SEOUL, April 21 (Korea Bizwire) — South Korea said Tuesday it will spend 322.3 billion won (US$264 million) to establish nuclear decommissioning research centers in sync with the country’s new energy policy that centers on using more sustainable resources and less nuclear power.
Under the plan, South Korea will start the construction of the centers in the second half of 2021 on the border between the southern port cities of Busan and Ulan, along with a branch in Gyeongju, some 370 kilometers south of Seoul, according to the Ministry of Trade, Industry and Energy.
State-run energy firms, including Korea Hydro & Nuclear Power Co., will chip in 193.4 billion won, with the central and regional government spending 128.9 billion won.
Through the research labs, the country plans to redouble efforts to foster the competitiveness of its decommissioning industry and pave the way for local firms to tap overseas markets as well.
South Korea earlier announced a new energy blueprint focusing on significantly reducing the country’s dependence on nuclear and fossil fuel-based energy and instead utilizing more sustainable resources.
In line with the move, South Korea is set to retire 11 out of 24 reactors on its soil by the end of 2030.
Under the plan, the proportion of renewable sources in the country’s power generation portfolio will jump to 20 percent by 2030, reaching around 30-35 percent in 2040.
The vision marks a big change from 2017, when renewable sources were responsible for roughly 7.6 percent of the country’s energy use.

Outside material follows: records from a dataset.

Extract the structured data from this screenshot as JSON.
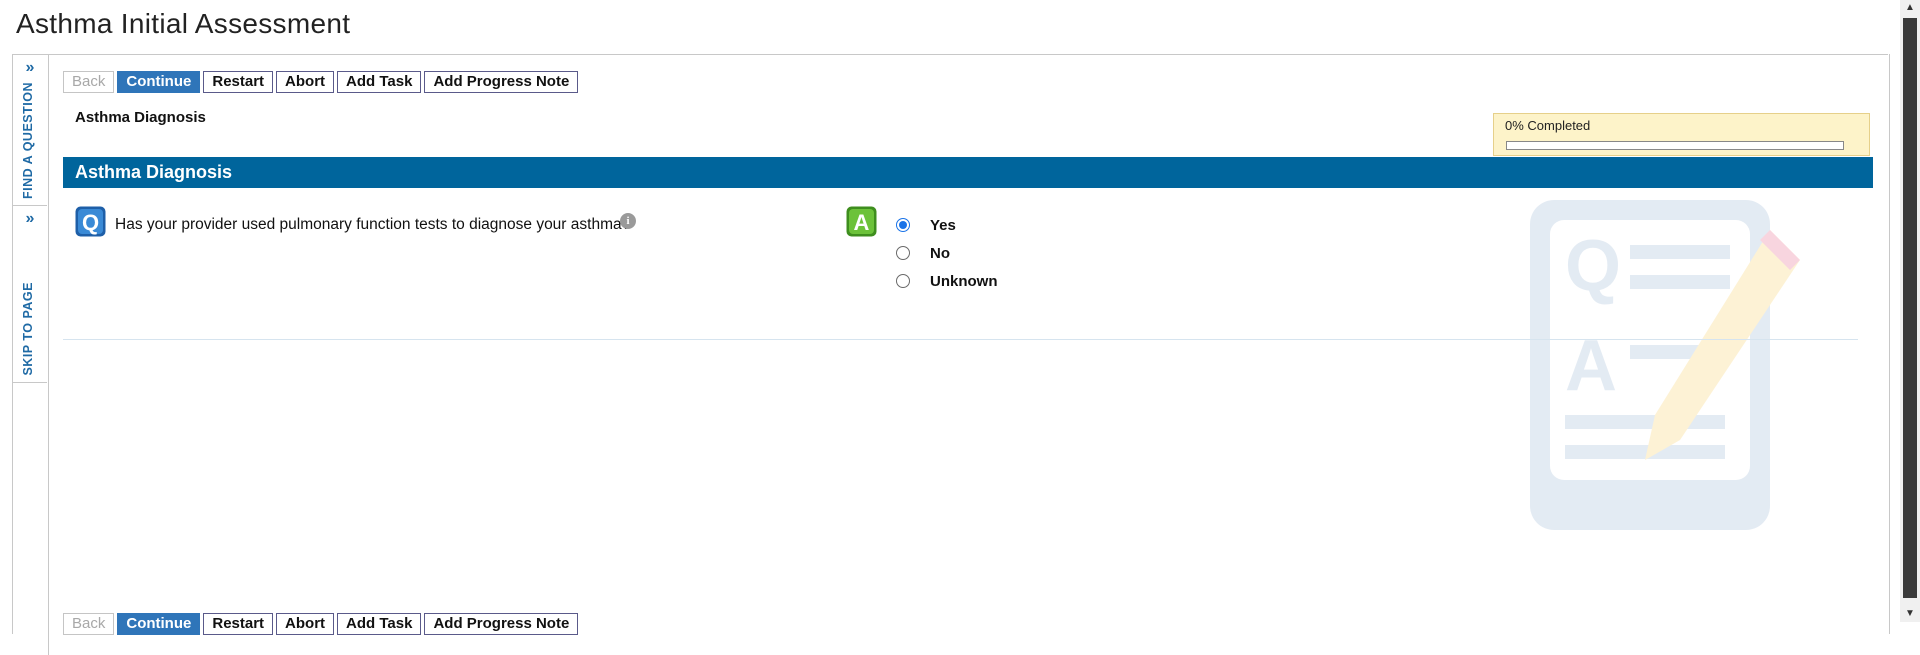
{
  "page": {
    "title": "Asthma Initial Assessment"
  },
  "side_tabs": {
    "find_question": "FIND A QUESTION",
    "skip_to_page": "SKIP TO PAGE",
    "chevron": "»"
  },
  "toolbar": {
    "back": "Back",
    "continue": "Continue",
    "restart": "Restart",
    "abort": "Abort",
    "add_task": "Add Task",
    "add_progress_note": "Add Progress Note"
  },
  "section": {
    "label": "Asthma Diagnosis",
    "header": "Asthma Diagnosis"
  },
  "progress": {
    "text": "0% Completed",
    "value": 0
  },
  "question": {
    "icon": "q-icon",
    "text": "Has your provider used pulmonary function tests to diagnose your asthma?",
    "info_icon": "i"
  },
  "answer": {
    "icon": "a-icon",
    "options": [
      {
        "label": "Yes",
        "checked": true
      },
      {
        "label": "No",
        "checked": false
      },
      {
        "label": "Unknown",
        "checked": false
      }
    ]
  },
  "colors": {
    "accent": "#2f75b9",
    "section_header": "#00659c",
    "progress_bg": "#fdf3c9"
  }
}
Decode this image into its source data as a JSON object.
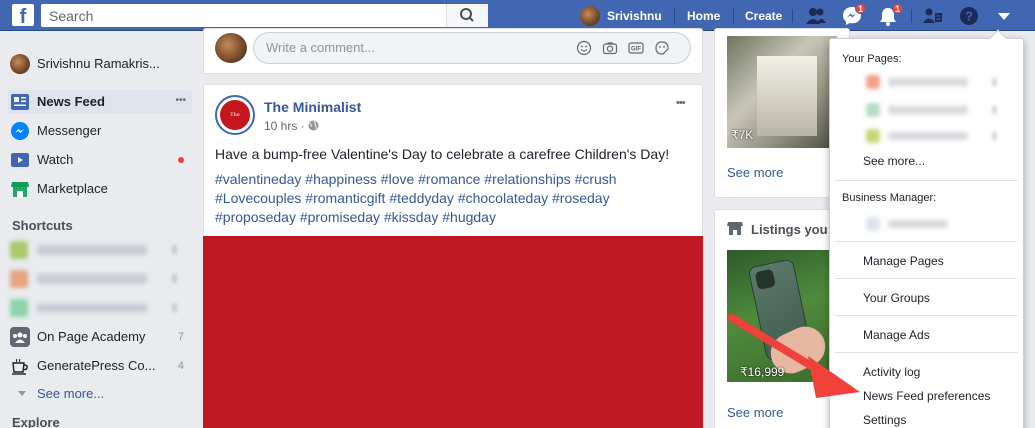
{
  "topbar": {
    "logo": "f",
    "search_placeholder": "Search",
    "user_name": "Srivishnu",
    "home": "Home",
    "create": "Create",
    "messenger_badge": "1",
    "notifications_badge": "1"
  },
  "left": {
    "profile_name": "Srivishnu Ramakris...",
    "nav": [
      {
        "label": "News Feed"
      },
      {
        "label": "Messenger"
      },
      {
        "label": "Watch"
      },
      {
        "label": "Marketplace"
      }
    ],
    "shortcuts_title": "Shortcuts",
    "shortcuts": [
      {
        "label": "On Page Academy",
        "count": "7"
      },
      {
        "label": "GeneratePress Co...",
        "count": "4"
      }
    ],
    "see_more": "See more...",
    "explore_title": "Explore",
    "more_dots": "•••"
  },
  "composer": {
    "placeholder": "Write a comment..."
  },
  "post": {
    "author": "The Minimalist",
    "avatar_text": "The Minimalist",
    "time": "10 hrs · ",
    "text": "Have a bump-free Valentine's Day to celebrate a carefree Children's Day!",
    "tags_line1": "#valentineday #happiness #love #romance #relationships #crush",
    "tags_line2": "#Lovecouples #romanticgift #teddyday #chocolateday #roseday",
    "tags_line3": "#proposeday #promiseday #kissday #hugday",
    "more_dots": "•••"
  },
  "right": {
    "price1": "₹7K",
    "see_more_1": "See more",
    "listings_title": "Listings you",
    "price2": "₹16,999",
    "see_more_2": "See more"
  },
  "dropdown": {
    "your_pages": "Your Pages:",
    "see_more": "See more...",
    "business_manager": "Business Manager:",
    "items": [
      "Manage Pages",
      "Your Groups",
      "Manage Ads",
      "Activity log",
      "News Feed preferences",
      "Settings"
    ]
  },
  "colors": {
    "brand": "#4267b2",
    "link": "#365899",
    "arrow": "#f0413a",
    "badge": "#fa3e3e"
  }
}
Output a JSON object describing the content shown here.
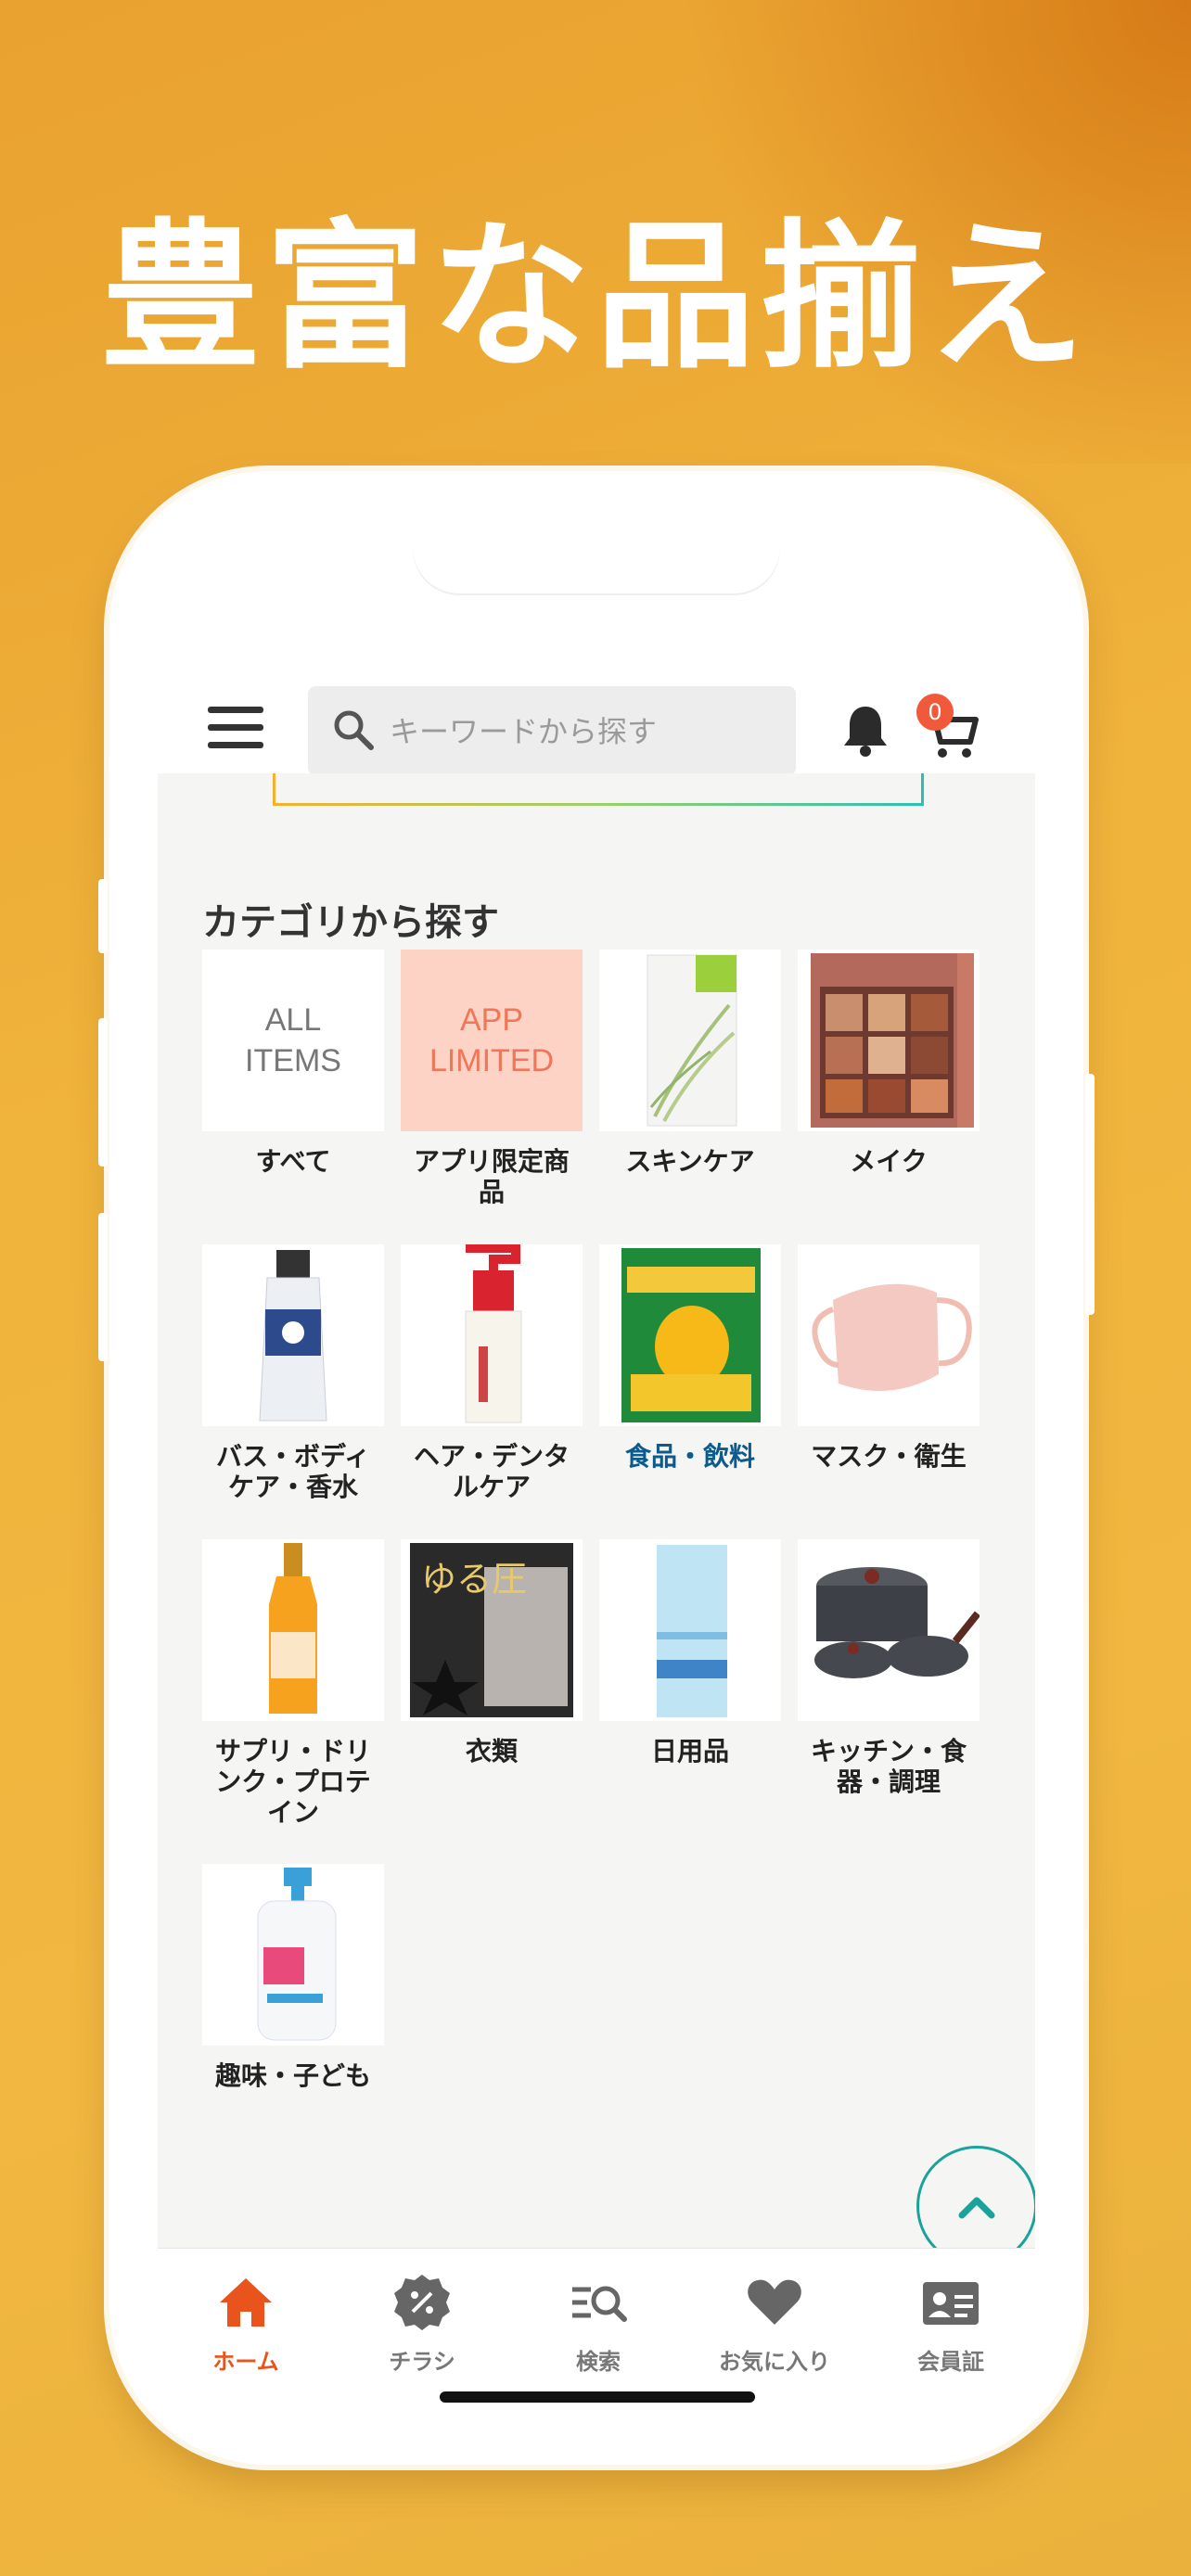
{
  "headline": "豊富な品揃え",
  "colors": {
    "accent": "#e8541c",
    "background": "#f0b43c",
    "active_category": "#0d5b8c",
    "scroll_top": "#1aa39a",
    "badge": "#f05a3a"
  },
  "header": {
    "search_placeholder": "キーワードから探す",
    "cart_count": "0"
  },
  "categories_title": "カテゴリから探す",
  "categories": [
    {
      "label": "すべて",
      "thumb_text": "ALL\nITEMS",
      "icon": "all-items-thumb"
    },
    {
      "label": "アプリ限定商品",
      "thumb_text": "APP\nLIMITED",
      "icon": "app-limited-thumb"
    },
    {
      "label": "スキンケア",
      "icon": "skincare-bottle"
    },
    {
      "label": "メイク",
      "icon": "eyeshadow-palette"
    },
    {
      "label": "バス・ボディケア・香水",
      "icon": "hand-cream-tube"
    },
    {
      "label": "ヘア・デンタルケア",
      "icon": "pump-bottle"
    },
    {
      "label": "食品・飲料",
      "icon": "dried-mango-pack",
      "active": true
    },
    {
      "label": "マスク・衛生",
      "icon": "face-mask"
    },
    {
      "label": "サプリ・ドリンク・プロテイン",
      "icon": "drink-bottle"
    },
    {
      "label": "衣類",
      "thumb_text": "ゆる圧",
      "icon": "clothing-pack"
    },
    {
      "label": "日用品",
      "icon": "towel-pack"
    },
    {
      "label": "キッチン・食器・調理",
      "icon": "cookware-set"
    },
    {
      "label": "趣味・子ども",
      "icon": "baby-soap-bottle"
    }
  ],
  "tabs": [
    {
      "label": "ホーム",
      "icon": "home-icon",
      "active": true
    },
    {
      "label": "チラシ",
      "icon": "flyer-percent-icon"
    },
    {
      "label": "検索",
      "icon": "search-list-icon"
    },
    {
      "label": "お気に入り",
      "icon": "heart-icon"
    },
    {
      "label": "会員証",
      "icon": "member-card-icon"
    }
  ]
}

Coal-fired thermal power accounted for 43 percent of South Korea’s power generation in that year, followed by nuclear power with around 27 percent, according to data from the energy ministry.